* _Provided data_:
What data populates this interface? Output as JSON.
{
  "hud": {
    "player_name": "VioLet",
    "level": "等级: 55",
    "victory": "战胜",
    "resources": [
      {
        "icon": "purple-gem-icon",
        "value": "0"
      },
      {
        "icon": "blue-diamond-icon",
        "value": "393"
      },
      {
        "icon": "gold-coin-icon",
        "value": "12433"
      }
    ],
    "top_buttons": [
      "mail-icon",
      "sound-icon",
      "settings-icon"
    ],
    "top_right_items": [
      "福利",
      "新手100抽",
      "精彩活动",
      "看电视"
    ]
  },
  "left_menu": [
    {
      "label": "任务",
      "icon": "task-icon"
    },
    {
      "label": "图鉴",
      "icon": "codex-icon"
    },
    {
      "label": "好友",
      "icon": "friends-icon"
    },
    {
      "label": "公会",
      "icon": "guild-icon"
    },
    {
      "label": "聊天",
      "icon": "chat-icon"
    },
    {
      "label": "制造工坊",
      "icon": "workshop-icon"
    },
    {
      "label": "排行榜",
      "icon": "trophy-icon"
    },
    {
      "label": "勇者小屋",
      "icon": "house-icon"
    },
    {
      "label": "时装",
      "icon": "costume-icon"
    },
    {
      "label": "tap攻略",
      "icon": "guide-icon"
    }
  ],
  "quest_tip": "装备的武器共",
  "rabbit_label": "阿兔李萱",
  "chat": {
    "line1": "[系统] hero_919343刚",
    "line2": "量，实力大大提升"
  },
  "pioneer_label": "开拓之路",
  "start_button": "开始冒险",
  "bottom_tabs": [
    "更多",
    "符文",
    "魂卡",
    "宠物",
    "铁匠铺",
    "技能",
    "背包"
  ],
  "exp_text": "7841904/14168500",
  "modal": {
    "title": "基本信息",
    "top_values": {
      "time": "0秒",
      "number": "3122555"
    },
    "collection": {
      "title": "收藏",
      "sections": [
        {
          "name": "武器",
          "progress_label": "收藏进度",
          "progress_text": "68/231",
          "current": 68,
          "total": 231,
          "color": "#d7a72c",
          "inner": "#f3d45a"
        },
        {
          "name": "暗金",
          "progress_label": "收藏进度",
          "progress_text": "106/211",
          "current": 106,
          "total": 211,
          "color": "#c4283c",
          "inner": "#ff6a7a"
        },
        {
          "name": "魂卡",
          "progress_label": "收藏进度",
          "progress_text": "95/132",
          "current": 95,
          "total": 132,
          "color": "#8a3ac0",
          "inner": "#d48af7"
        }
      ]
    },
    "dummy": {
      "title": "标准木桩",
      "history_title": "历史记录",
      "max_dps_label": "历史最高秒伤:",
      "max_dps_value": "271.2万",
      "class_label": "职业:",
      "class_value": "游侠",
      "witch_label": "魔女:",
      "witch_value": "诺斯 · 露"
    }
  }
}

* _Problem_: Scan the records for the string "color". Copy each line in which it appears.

* _Output for this exercise_:
          "color": "#d7a72c",
          "color": "#c4283c",
          "color": "#8a3ac0",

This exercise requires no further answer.